- [Task instructions]:
Count lines with "this" below; give only the number.

Source data Block Start

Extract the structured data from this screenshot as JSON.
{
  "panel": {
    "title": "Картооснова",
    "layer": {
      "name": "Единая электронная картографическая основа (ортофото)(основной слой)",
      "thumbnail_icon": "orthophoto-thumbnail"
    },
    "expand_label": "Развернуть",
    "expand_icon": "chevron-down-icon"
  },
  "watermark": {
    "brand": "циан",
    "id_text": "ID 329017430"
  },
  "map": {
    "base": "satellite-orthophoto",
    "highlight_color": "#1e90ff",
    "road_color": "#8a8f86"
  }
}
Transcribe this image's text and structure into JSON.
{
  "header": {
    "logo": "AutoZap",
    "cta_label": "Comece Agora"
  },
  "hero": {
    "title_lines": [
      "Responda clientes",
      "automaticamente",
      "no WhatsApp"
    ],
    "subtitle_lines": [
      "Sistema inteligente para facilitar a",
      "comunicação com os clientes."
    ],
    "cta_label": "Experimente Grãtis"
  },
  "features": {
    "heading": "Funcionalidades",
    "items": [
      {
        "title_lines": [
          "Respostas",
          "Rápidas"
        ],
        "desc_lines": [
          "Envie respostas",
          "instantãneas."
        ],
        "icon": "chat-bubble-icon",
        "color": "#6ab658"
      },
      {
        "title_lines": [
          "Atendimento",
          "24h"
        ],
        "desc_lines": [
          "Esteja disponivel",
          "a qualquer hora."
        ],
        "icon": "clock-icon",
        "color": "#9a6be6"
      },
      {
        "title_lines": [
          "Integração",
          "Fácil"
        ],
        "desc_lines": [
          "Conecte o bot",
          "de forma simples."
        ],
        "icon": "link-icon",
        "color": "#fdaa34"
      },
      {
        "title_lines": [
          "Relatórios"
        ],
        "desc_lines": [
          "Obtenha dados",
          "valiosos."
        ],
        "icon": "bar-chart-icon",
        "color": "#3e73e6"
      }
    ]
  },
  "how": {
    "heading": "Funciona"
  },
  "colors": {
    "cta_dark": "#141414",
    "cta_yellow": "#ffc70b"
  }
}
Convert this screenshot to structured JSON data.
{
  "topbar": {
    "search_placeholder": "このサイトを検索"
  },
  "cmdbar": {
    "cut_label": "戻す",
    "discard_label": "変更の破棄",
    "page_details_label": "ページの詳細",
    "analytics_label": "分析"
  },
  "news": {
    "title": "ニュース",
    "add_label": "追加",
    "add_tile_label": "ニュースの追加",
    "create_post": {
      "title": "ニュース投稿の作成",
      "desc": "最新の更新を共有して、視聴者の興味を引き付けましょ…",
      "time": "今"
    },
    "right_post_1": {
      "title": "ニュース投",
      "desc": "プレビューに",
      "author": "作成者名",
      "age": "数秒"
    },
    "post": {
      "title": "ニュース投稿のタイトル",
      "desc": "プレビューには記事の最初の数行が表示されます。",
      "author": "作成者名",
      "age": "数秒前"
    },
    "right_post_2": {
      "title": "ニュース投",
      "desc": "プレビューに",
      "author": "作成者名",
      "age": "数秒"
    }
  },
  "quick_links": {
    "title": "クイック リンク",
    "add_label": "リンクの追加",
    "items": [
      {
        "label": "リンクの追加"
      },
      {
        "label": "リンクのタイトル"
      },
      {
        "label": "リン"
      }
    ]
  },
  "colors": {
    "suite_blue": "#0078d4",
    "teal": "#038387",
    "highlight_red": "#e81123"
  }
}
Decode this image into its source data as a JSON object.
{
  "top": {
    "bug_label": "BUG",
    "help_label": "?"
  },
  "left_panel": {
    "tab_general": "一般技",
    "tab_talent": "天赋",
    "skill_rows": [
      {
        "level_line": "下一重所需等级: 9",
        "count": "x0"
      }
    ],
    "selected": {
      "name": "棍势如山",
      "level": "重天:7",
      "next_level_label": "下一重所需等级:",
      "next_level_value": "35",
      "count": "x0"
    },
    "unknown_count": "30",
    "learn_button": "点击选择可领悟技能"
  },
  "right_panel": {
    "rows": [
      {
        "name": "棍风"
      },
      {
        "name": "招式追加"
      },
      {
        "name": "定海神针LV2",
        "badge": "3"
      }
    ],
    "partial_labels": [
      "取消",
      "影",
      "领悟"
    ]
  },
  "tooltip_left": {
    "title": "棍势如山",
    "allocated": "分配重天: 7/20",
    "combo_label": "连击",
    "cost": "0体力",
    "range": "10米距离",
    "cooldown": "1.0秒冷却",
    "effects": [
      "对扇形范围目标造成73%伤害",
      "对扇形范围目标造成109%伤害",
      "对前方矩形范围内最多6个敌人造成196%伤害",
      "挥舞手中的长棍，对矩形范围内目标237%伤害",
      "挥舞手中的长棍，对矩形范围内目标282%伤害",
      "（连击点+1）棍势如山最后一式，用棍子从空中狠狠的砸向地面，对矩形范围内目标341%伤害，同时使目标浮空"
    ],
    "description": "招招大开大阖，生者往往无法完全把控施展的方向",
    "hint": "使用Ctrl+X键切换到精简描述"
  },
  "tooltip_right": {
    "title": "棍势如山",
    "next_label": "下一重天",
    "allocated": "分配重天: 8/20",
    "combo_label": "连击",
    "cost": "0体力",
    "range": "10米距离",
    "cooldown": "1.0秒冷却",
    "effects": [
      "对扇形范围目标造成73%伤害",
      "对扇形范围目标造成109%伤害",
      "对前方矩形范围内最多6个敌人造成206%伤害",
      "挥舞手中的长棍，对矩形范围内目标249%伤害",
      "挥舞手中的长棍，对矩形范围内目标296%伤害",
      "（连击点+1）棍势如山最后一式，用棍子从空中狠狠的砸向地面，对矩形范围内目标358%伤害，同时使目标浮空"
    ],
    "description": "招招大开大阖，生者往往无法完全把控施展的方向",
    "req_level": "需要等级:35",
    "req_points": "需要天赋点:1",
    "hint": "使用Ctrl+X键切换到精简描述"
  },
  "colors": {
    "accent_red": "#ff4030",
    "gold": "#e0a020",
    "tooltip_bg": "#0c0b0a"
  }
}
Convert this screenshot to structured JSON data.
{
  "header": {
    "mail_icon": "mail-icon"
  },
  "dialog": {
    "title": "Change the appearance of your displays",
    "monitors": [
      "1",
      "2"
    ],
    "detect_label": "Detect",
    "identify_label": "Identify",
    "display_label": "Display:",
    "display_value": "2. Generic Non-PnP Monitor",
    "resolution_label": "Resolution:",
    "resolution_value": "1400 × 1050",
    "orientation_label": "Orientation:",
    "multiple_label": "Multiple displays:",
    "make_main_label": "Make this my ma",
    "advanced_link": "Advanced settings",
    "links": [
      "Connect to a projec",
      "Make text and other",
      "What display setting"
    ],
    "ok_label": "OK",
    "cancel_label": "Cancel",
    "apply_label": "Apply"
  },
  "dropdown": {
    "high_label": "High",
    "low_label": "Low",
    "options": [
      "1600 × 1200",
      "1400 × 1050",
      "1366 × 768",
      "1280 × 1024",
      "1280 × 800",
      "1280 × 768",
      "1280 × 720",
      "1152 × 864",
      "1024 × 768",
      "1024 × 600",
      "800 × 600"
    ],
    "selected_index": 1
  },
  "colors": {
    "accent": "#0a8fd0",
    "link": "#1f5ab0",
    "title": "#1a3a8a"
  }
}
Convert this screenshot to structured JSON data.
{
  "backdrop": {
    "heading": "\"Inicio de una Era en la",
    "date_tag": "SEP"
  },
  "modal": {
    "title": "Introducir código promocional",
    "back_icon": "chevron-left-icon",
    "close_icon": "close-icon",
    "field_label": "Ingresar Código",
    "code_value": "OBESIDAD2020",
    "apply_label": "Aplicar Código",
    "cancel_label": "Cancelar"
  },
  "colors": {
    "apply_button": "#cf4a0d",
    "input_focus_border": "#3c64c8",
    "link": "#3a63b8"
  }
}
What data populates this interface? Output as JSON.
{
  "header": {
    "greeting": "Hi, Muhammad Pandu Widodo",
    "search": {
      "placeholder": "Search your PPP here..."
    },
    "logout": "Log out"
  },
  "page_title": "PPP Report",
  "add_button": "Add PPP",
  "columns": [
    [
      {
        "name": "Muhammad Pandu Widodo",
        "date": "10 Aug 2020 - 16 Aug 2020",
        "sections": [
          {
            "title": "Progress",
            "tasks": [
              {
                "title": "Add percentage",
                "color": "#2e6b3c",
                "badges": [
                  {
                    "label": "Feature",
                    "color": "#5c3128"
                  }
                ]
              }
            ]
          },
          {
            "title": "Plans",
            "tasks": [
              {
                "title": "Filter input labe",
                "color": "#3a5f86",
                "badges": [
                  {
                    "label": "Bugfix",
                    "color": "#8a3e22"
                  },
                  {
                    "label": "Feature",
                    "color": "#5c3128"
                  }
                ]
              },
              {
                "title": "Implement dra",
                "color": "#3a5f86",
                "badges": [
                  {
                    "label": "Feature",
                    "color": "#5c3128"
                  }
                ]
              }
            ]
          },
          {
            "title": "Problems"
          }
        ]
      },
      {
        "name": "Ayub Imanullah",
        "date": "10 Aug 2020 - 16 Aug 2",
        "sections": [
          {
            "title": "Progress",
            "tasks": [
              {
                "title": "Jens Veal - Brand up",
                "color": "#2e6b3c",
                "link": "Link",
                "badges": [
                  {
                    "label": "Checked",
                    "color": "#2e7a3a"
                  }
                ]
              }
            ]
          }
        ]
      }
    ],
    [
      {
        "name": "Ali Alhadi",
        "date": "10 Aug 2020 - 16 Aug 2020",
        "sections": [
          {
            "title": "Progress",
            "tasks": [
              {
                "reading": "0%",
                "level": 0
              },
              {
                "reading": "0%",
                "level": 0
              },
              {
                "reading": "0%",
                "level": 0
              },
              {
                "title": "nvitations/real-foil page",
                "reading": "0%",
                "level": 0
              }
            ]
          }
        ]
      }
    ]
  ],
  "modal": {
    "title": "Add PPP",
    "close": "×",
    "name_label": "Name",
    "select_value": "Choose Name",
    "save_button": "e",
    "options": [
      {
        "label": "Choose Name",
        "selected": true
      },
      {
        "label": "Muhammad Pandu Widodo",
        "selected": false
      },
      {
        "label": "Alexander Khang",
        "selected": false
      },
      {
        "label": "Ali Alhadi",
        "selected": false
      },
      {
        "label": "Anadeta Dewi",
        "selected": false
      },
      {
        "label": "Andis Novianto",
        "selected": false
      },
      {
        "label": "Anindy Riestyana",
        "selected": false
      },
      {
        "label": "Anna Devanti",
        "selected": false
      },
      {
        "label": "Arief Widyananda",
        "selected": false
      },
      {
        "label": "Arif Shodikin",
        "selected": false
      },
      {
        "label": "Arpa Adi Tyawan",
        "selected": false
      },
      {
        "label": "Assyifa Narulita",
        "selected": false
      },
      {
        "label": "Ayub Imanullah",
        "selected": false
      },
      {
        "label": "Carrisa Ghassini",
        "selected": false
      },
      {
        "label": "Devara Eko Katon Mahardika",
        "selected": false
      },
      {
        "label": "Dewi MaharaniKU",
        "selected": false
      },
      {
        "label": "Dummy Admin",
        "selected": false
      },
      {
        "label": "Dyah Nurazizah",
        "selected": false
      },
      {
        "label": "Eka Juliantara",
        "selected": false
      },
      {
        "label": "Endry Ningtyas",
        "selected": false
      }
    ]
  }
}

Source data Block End

- [Response to the task]:
8